Write out the lines below once more, exactly as they appear. Do not include pictures.

##### Excerpted records

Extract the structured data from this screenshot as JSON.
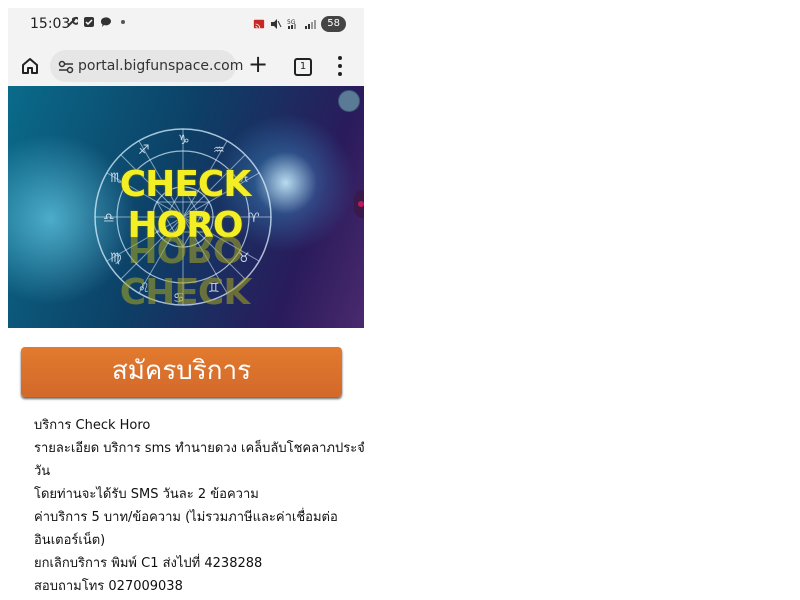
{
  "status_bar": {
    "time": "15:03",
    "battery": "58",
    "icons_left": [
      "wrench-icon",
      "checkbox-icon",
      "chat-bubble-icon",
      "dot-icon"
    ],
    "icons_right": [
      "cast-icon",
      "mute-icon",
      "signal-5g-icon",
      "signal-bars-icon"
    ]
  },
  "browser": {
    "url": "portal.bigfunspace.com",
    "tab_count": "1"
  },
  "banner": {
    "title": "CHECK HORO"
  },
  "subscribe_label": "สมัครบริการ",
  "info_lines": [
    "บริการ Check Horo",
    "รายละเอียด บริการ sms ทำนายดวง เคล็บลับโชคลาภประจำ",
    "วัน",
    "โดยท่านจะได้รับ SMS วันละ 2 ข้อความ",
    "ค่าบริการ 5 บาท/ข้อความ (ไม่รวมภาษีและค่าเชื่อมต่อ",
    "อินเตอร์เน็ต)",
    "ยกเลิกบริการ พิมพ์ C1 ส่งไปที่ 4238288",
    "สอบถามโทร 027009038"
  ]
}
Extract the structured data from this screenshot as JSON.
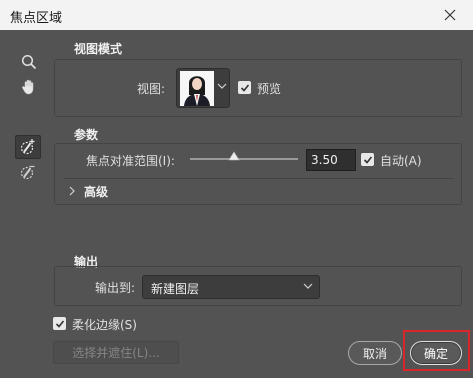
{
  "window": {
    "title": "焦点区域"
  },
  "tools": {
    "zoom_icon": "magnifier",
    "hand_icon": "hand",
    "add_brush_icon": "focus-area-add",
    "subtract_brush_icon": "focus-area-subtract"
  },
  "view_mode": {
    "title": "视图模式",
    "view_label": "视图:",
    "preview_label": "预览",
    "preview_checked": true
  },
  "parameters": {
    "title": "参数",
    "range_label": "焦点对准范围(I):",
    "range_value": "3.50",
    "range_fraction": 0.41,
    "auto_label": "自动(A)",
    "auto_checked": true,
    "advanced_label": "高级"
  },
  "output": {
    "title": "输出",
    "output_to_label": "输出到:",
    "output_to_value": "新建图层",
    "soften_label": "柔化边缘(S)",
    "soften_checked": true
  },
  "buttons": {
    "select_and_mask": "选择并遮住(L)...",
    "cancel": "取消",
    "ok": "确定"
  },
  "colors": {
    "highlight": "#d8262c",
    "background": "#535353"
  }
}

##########

> Task answer:
Extract the structured data from this screenshot as JSON.
{
  "status_bar": {
    "time": "15:03",
    "battery": "58",
    "icons_left": [
      "wrench-icon",
      "checkbox-icon",
      "chat-bubble-icon",
      "dot-icon"
    ],
    "icons_right": [
      "cast-icon",
      "mute-icon",
      "signal-5g-icon",
      "signal-bars-icon"
    ]
  },
  "browser": {
    "url": "portal.bigfunspace.com",
    "tab_count": "1"
  },
  "banner": {
    "title": "CHECK HORO"
  },
  "subscribe_label": "สมัครบริการ",
  "info_lines": [
    "บริการ Check Horo",
    "รายละเอียด บริการ sms ทำนายดวง เคล็บลับโชคลาภประจำ",
    "วัน",
    "โดยท่านจะได้รับ SMS วันละ 2 ข้อความ",
    "ค่าบริการ 5 บาท/ข้อความ (ไม่รวมภาษีและค่าเชื่อมต่อ",
    "อินเตอร์เน็ต)",
    "ยกเลิกบริการ พิมพ์ C1 ส่งไปที่ 4238288",
    "สอบถามโทร 027009038"
  ]
}
Extract the structured data from this screenshot as JSON.
{
  "window": {
    "title": "焦点区域"
  },
  "tools": {
    "zoom_icon": "magnifier",
    "hand_icon": "hand",
    "add_brush_icon": "focus-area-add",
    "subtract_brush_icon": "focus-area-subtract"
  },
  "view_mode": {
    "title": "视图模式",
    "view_label": "视图:",
    "preview_label": "预览",
    "preview_checked": true
  },
  "parameters": {
    "title": "参数",
    "range_label": "焦点对准范围(I):",
    "range_value": "3.50",
    "range_fraction": 0.41,
    "auto_label": "自动(A)",
    "auto_checked": true,
    "advanced_label": "高级"
  },
  "output": {
    "title": "输出",
    "output_to_label": "输出到:",
    "output_to_value": "新建图层",
    "soften_label": "柔化边缘(S)",
    "soften_checked": true
  },
  "buttons": {
    "select_and_mask": "选择并遮住(L)...",
    "cancel": "取消",
    "ok": "确定"
  },
  "colors": {
    "highlight": "#d8262c",
    "background": "#535353"
  }
}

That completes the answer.